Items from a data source
————

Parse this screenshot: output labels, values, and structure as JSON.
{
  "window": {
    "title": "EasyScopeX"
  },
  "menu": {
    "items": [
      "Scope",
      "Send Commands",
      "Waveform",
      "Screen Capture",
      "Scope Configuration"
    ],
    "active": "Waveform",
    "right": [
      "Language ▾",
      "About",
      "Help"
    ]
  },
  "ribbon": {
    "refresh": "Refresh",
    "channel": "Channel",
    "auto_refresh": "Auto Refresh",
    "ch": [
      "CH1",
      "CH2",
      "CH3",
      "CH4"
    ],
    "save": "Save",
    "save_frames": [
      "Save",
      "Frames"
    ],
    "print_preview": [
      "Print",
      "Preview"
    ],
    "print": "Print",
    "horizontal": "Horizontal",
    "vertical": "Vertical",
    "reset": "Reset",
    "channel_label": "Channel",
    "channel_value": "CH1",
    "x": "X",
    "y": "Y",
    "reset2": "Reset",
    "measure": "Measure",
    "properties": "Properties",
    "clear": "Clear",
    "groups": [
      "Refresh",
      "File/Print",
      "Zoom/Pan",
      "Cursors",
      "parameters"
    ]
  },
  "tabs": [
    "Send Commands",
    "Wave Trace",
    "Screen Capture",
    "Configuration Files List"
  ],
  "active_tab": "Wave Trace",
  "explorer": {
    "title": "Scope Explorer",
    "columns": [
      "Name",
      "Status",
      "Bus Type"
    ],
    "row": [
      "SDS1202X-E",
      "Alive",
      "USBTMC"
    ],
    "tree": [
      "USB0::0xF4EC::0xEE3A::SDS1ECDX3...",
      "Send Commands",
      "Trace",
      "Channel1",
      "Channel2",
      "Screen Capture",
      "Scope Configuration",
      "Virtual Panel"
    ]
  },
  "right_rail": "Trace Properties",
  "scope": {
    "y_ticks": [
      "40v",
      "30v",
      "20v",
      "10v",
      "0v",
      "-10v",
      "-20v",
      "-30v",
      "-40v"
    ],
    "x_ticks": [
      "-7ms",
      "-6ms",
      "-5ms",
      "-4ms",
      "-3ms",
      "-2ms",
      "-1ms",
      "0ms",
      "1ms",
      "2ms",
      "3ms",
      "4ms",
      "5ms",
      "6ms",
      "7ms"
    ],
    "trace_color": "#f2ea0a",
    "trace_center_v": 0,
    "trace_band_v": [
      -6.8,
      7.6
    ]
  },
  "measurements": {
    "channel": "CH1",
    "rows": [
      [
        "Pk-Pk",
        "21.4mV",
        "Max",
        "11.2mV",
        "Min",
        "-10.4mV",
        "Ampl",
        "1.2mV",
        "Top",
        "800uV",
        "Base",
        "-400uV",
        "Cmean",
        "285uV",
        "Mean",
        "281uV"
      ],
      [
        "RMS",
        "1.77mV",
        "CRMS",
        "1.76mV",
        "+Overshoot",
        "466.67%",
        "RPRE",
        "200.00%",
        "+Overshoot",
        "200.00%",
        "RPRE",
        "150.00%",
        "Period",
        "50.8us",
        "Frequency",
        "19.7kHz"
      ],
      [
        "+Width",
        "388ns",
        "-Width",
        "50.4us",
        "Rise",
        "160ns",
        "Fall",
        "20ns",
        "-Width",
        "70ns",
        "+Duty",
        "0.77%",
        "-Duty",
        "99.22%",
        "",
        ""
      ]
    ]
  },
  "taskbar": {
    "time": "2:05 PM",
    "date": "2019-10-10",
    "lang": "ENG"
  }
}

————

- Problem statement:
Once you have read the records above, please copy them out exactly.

- Response:
Parse this screenshot: output labels, values, and structure as JSON.
{
  "window": {
    "title": "EasyScopeX"
  },
  "menu": {
    "items": [
      "Scope",
      "Send Commands",
      "Waveform",
      "Screen Capture",
      "Scope Configuration"
    ],
    "active": "Waveform",
    "right": [
      "Language ▾",
      "About",
      "Help"
    ]
  },
  "ribbon": {
    "refresh": "Refresh",
    "channel": "Channel",
    "auto_refresh": "Auto Refresh",
    "ch": [
      "CH1",
      "CH2",
      "CH3",
      "CH4"
    ],
    "save": "Save",
    "save_frames": [
      "Save",
      "Frames"
    ],
    "print_preview": [
      "Print",
      "Preview"
    ],
    "print": "Print",
    "horizontal": "Horizontal",
    "vertical": "Vertical",
    "reset": "Reset",
    "channel_label": "Channel",
    "channel_value": "CH1",
    "x": "X",
    "y": "Y",
    "reset2": "Reset",
    "measure": "Measure",
    "properties": "Properties",
    "clear": "Clear",
    "groups": [
      "Refresh",
      "File/Print",
      "Zoom/Pan",
      "Cursors",
      "parameters"
    ]
  },
  "tabs": [
    "Send Commands",
    "Wave Trace",
    "Screen Capture",
    "Configuration Files List"
  ],
  "active_tab": "Wave Trace",
  "explorer": {
    "title": "Scope Explorer",
    "columns": [
      "Name",
      "Status",
      "Bus Type"
    ],
    "row": [
      "SDS1202X-E",
      "Alive",
      "USBTMC"
    ],
    "tree": [
      "USB0::0xF4EC::0xEE3A::SDS1ECDX3...",
      "Send Commands",
      "Trace",
      "Channel1",
      "Channel2",
      "Screen Capture",
      "Scope Configuration",
      "Virtual Panel"
    ]
  },
  "right_rail": "Trace Properties",
  "scope": {
    "y_ticks": [
      "40v",
      "30v",
      "20v",
      "10v",
      "0v",
      "-10v",
      "-20v",
      "-30v",
      "-40v"
    ],
    "x_ticks": [
      "-7ms",
      "-6ms",
      "-5ms",
      "-4ms",
      "-3ms",
      "-2ms",
      "-1ms",
      "0ms",
      "1ms",
      "2ms",
      "3ms",
      "4ms",
      "5ms",
      "6ms",
      "7ms"
    ],
    "trace_color": "#f2ea0a",
    "trace_center_v": 0,
    "trace_band_v": [
      -6.8,
      7.6
    ]
  },
  "measurements": {
    "channel": "CH1",
    "rows": [
      [
        "Pk-Pk",
        "21.4mV",
        "Max",
        "11.2mV",
        "Min",
        "-10.4mV",
        "Ampl",
        "1.2mV",
        "Top",
        "800uV",
        "Base",
        "-400uV",
        "Cmean",
        "285uV",
        "Mean",
        "281uV"
      ],
      [
        "RMS",
        "1.77mV",
        "CRMS",
        "1.76mV",
        "+Overshoot",
        "466.67%",
        "RPRE",
        "200.00%",
        "+Overshoot",
        "200.00%",
        "RPRE",
        "150.00%",
        "Period",
        "50.8us",
        "Frequency",
        "19.7kHz"
      ],
      [
        "+Width",
        "388ns",
        "-Width",
        "50.4us",
        "Rise",
        "160ns",
        "Fall",
        "20ns",
        "-Width",
        "70ns",
        "+Duty",
        "0.77%",
        "-Duty",
        "99.22%",
        "",
        ""
      ]
    ]
  },
  "taskbar": {
    "time": "2:05 PM",
    "date": "2019-10-10",
    "lang": "ENG"
  }
}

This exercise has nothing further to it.